Pre-production cars are vehicles that allow the automaker to find problems before a new model goes on sale to the public. Pre-production cars come after prototypes, or development mules which themselves are preceded by concept cars. Pre-production vehicles are followed by production vehicles in the mass production of them for distribution through car dealerships.
Pre-production cars are typically built in small quantities on a slave production line, or in some cases on the real production line alongside the current model. Typically the parts used will be off the production tooling, or at least are intended to represent the final part very closely. Sometimes the components used to make a pre-production car are a mix between the prototype models and the mass production versions to come later.
A pre-production car is like a beta version of a software program -- it is used for demonstration and evaluation purposes of an all-new vehicle.

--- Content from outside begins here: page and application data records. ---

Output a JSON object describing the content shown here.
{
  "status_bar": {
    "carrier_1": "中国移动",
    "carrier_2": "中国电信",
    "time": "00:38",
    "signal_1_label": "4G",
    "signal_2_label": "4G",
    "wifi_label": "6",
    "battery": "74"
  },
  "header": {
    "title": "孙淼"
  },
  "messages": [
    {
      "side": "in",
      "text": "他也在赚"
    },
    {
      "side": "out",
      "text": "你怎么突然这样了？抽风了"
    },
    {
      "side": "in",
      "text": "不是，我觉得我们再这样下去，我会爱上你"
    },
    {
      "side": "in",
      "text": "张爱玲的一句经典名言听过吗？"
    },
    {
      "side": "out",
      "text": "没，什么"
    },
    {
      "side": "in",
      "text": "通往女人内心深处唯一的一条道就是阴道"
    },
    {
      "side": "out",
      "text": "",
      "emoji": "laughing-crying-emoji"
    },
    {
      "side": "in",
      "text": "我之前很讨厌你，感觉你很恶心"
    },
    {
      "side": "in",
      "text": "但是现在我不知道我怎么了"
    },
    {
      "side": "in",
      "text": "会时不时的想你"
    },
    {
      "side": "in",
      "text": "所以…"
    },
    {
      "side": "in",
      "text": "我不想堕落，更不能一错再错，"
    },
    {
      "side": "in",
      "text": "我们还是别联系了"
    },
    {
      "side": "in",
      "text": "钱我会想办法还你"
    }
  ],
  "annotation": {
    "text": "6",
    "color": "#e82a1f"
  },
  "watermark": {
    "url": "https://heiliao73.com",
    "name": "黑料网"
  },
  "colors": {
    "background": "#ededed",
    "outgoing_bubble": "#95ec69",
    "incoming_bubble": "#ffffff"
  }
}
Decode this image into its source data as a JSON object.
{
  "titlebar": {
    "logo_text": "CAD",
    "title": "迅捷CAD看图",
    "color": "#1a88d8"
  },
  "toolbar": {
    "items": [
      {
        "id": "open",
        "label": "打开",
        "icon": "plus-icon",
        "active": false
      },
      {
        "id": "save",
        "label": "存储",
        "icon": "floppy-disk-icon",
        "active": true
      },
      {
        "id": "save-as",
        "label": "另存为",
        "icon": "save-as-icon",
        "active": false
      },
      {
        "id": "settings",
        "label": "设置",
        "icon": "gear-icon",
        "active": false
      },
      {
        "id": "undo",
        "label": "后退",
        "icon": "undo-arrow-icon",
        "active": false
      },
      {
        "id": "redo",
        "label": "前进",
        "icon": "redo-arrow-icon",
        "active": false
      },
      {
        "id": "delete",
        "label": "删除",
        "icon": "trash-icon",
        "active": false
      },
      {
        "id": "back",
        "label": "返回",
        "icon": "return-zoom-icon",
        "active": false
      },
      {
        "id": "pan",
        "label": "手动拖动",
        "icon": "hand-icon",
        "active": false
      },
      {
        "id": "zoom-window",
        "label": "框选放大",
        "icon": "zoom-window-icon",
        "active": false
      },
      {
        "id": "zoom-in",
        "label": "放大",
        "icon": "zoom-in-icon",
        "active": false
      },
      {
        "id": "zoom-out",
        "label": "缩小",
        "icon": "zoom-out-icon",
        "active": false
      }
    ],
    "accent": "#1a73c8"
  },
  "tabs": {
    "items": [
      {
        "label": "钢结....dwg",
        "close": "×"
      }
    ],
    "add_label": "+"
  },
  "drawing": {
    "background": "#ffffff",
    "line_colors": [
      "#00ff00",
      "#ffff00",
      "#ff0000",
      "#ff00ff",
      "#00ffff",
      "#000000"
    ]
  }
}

An example was Preston Tucker in the development the radically designed 1948 Tucker Sedan for the postwar car market and purchased a factory in Chicago for building the pre-production cars. Automakers may assemble pre-production cars in a specialized small facility, often by hand, to try out the new tooling, as well as test vehicle assembly fits and techniques. This is also an opportunity to train foremen and supervisors for volume production, sometimes ten months before pilot assembly of the new cars.
In some cases, pre-production cars may be built before management has made final marketing decisions. Although the Nash and Hudson brands disappeared for 1958 in favor of a unified Rambler line under AMC, pre-production cars included the Nash or Hudson emblems ahead of the Ambassador nameplates on the sides of the front fenders, and early factory literature has visible airbrushing to eliminate the emblems. Chevrolet built 43 pre-production, third-generation Corvettes, but none were released to the public as the automaker skipped over the 1983 model year and decided to introduce the new cars as 1984s with an extended production run.
Manufacturers sometimes use pre-production cars to provide the automotive press a chance to experience and create publicity and articles about the models that are yet to appear in dealer showrooms for public view. Some of these cars are exhibited at auto shows. They may also be destroyed during crash tests. Most of the rest are scrapped, as some may not meet automobile safety regulations or emission standards.
An example was the Dodge Tomahawk motorcycle, "that hundreds were projected to be built", but even the few that were sold "do not meet the legal requirements to be classified as a motorcycle by the U.S. government, or to be driven on the street".
Pre-production prototypes are used for testing and evaluation of upcoming designs. These evaluation cars are built early on during a model year, but with some of changes that are going to be incorporated in the manufacture of the next model year models. In the case of American Motors (AMC), these included appearance modifications such as grilles, tail lights, trims, or interiors that were fabricated in clay, fiberglass, wood, or plaster. These experimental vehicles were road tested in anticipation of consumer demand and regulatory changes. Designs were tested in these cars in response to customers and drive reports, as well as to include better solutions like making the ashtray and cigar lighter more user friendly.
Automakers put new technologies in endurance or motor sport contests to test their use in extreme conditions before incorporating them in production cars. For example, the electronic fuel-injected (EFI) Rambler Rebels that participated in the 1957 NASCAR Daytona Speed Weeks (held on the Daytona Beach Road Course) were "pre-production pilot cars." However, AMC's supplier, Bendix, was not able to work out all the drivability problems from its "Electrojector" system. Although the EFI option was announced to AMC dealers and described in the Owner's Manual, no 1957 fuel injected Rebels were sold to retail customers.
Automakers also design production prototypes to experiment and help develop new standards and regulations. Major safety improvements may be taken into account during the initial development stages of vehicles, but not removed from actual production cars even after the proposed stiffer regulations are rolled back. The AMC Pacer was designed with shortened ends, but incorporated "new impact energy absorbing ideas" to perform at higher crash speeds than the final U.S. regulations that were mandated for the 1975 model year production.